Except for the pictures, output the records in full and exactly.

_Recorded data_
--------------------------------
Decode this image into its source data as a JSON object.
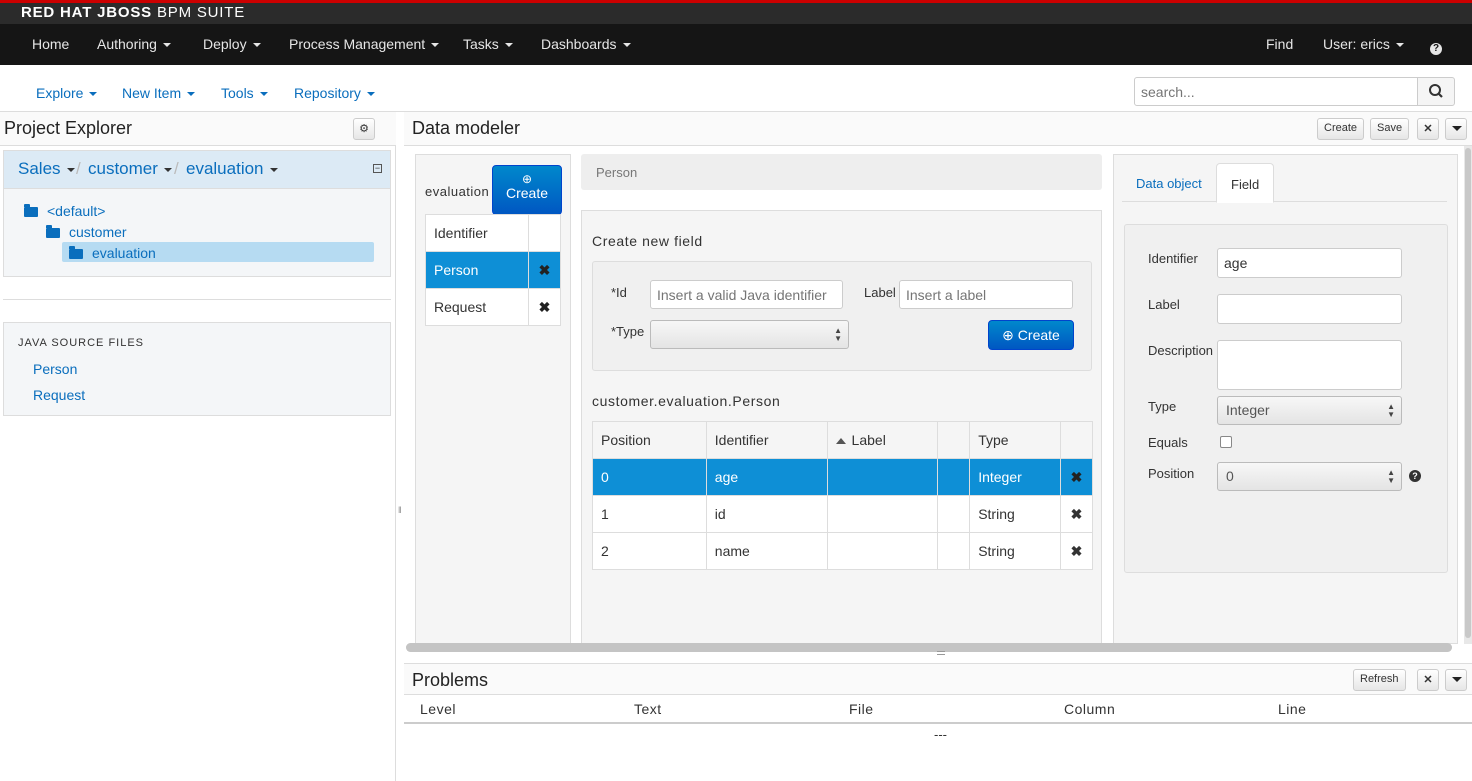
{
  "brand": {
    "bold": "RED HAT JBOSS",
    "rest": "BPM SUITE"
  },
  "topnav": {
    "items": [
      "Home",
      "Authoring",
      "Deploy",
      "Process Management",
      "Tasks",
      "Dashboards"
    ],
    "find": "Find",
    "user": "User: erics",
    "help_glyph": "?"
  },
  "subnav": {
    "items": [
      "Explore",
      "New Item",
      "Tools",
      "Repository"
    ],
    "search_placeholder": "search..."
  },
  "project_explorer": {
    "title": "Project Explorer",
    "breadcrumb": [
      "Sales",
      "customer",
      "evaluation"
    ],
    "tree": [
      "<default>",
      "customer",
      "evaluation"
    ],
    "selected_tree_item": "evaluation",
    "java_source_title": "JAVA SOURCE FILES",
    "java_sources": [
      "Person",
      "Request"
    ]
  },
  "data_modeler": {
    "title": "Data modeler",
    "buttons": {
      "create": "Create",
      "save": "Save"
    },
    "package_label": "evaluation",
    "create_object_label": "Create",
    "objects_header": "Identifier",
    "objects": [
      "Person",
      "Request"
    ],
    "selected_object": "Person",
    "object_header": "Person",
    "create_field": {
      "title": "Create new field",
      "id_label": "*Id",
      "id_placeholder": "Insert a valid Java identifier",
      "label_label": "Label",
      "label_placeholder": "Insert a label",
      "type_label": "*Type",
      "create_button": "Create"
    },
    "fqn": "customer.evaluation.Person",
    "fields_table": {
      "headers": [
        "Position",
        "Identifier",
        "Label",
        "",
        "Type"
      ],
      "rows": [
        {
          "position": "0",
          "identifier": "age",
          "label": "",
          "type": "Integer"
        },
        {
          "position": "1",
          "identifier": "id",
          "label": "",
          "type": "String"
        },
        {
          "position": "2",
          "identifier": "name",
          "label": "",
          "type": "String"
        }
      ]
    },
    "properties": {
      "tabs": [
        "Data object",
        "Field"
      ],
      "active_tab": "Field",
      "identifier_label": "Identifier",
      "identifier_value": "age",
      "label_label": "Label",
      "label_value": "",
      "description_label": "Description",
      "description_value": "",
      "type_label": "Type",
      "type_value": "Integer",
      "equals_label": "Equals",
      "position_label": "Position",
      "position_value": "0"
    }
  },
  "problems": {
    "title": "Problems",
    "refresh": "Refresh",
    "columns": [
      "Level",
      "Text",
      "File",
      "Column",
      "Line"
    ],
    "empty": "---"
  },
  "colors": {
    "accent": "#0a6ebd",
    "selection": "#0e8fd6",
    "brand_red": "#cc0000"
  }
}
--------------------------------
_Output below_
Decode this image into its source data as a JSON object.
{
  "brand": {
    "bold": "RED HAT JBOSS",
    "rest": "BPM SUITE"
  },
  "topnav": {
    "items": [
      "Home",
      "Authoring",
      "Deploy",
      "Process Management",
      "Tasks",
      "Dashboards"
    ],
    "find": "Find",
    "user": "User: erics",
    "help_glyph": "?"
  },
  "subnav": {
    "items": [
      "Explore",
      "New Item",
      "Tools",
      "Repository"
    ],
    "search_placeholder": "search..."
  },
  "project_explorer": {
    "title": "Project Explorer",
    "breadcrumb": [
      "Sales",
      "customer",
      "evaluation"
    ],
    "tree": [
      "<default>",
      "customer",
      "evaluation"
    ],
    "selected_tree_item": "evaluation",
    "java_source_title": "JAVA SOURCE FILES",
    "java_sources": [
      "Person",
      "Request"
    ]
  },
  "data_modeler": {
    "title": "Data modeler",
    "buttons": {
      "create": "Create",
      "save": "Save"
    },
    "package_label": "evaluation",
    "create_object_label": "Create",
    "objects_header": "Identifier",
    "objects": [
      "Person",
      "Request"
    ],
    "selected_object": "Person",
    "object_header": "Person",
    "create_field": {
      "title": "Create new field",
      "id_label": "*Id",
      "id_placeholder": "Insert a valid Java identifier",
      "label_label": "Label",
      "label_placeholder": "Insert a label",
      "type_label": "*Type",
      "create_button": "Create"
    },
    "fqn": "customer.evaluation.Person",
    "fields_table": {
      "headers": [
        "Position",
        "Identifier",
        "Label",
        "",
        "Type"
      ],
      "rows": [
        {
          "position": "0",
          "identifier": "age",
          "label": "",
          "type": "Integer"
        },
        {
          "position": "1",
          "identifier": "id",
          "label": "",
          "type": "String"
        },
        {
          "position": "2",
          "identifier": "name",
          "label": "",
          "type": "String"
        }
      ]
    },
    "properties": {
      "tabs": [
        "Data object",
        "Field"
      ],
      "active_tab": "Field",
      "identifier_label": "Identifier",
      "identifier_value": "age",
      "label_label": "Label",
      "label_value": "",
      "description_label": "Description",
      "description_value": "",
      "type_label": "Type",
      "type_value": "Integer",
      "equals_label": "Equals",
      "position_label": "Position",
      "position_value": "0"
    }
  },
  "problems": {
    "title": "Problems",
    "refresh": "Refresh",
    "columns": [
      "Level",
      "Text",
      "File",
      "Column",
      "Line"
    ],
    "empty": "---"
  },
  "colors": {
    "accent": "#0a6ebd",
    "selection": "#0e8fd6",
    "brand_red": "#cc0000"
  }
}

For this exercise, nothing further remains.